Harvard Family Research Project (2008). After school programs in the 21st century: Their potential and what it takes to achieve it. Cambridge, MA: P. Little, C. Wimer, & H. B. Weiss. Retrieved from http://www.hfrp.org/publications-resources/browse-our-publications/after-school-programs-in-the-21st-century-their-potential-and-what-it-takes-to-achieve-it
Harvard Family Research Project. (2010). Partnerships for learning: Promising practices for integrating school and out-of-school time program supports. Cambridge, MA: E. Harris, S. Deschenes, H. Westmoreland, S. Bouffard, & J. Coffman. Retrieved from file:///C:/Documents%20and%20Settings/Joni/My%20Documents/Downloads/OST-PartnershipsforLearning_Report.pdf
Lauer, P. A., Akiba, M., Wilkerson, S. B., Apthorp, H. S., Snow, D., & Martin-Glenn, M. L. (2006). Out-of-school-time programs: A meta-analysis of effects for at-risk students. Review of Educational Research, 76(2), 275–313. doi: 10.3102/00346543076002275
National Center for Research on Evaluation, Standards, & Student Testing. (2011). Making afterschool programs better. Los Angeles,  CA: D. Huang, & R. Dietel.
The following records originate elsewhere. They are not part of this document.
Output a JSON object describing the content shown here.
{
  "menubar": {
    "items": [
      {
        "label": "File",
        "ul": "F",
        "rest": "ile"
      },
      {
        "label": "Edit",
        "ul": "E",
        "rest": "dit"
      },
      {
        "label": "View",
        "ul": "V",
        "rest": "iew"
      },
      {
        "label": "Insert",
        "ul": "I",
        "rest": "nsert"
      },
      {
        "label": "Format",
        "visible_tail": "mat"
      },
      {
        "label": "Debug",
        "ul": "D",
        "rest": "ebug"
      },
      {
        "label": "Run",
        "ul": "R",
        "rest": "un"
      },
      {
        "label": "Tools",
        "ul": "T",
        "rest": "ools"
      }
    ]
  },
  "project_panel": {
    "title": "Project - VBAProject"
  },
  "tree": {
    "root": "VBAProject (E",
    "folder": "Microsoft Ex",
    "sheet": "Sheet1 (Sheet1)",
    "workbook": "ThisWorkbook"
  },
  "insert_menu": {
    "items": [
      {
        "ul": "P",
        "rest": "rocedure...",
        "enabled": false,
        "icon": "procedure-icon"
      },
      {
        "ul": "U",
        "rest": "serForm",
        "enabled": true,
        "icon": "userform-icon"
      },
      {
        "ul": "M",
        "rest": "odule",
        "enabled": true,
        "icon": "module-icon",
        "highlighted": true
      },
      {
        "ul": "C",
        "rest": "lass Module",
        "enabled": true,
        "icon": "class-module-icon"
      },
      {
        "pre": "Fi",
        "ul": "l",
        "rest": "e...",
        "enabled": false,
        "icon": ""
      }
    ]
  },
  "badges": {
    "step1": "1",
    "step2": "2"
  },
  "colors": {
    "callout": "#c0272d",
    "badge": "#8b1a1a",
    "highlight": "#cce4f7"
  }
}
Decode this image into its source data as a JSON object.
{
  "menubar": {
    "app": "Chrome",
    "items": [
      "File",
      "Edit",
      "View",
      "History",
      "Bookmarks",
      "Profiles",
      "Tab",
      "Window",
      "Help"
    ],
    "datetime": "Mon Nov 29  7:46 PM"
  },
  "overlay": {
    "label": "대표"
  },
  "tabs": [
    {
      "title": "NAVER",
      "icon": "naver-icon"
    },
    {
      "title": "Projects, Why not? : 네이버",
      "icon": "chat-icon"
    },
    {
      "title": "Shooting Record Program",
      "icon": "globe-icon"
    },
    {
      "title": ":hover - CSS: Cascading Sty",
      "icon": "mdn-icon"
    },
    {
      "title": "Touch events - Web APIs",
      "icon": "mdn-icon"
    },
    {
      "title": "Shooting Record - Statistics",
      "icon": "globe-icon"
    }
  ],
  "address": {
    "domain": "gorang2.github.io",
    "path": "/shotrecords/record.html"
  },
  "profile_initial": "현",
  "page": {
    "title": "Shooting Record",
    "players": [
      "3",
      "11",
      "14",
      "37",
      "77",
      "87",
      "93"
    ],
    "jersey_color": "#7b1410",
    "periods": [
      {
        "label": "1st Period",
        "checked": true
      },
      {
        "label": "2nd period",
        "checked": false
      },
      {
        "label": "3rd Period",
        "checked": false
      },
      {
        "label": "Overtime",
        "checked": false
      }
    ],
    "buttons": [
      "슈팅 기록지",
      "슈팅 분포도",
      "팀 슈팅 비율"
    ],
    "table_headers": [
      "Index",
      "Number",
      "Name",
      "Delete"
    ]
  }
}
Retrieved from http://www.cse.ucla.edu/products/policy/huang_mapb_v5.pdf
RAND Corporation. (2005). Making Out-of-School-Time Matter: Evidence for an Action Agenda. Santa Monica, CA: S. Bodilly, & M. K. Beckett. Retrieved from http://www.rand.org/content/dam/rand/pubs/monographs/2005/RAND_MG242.pdf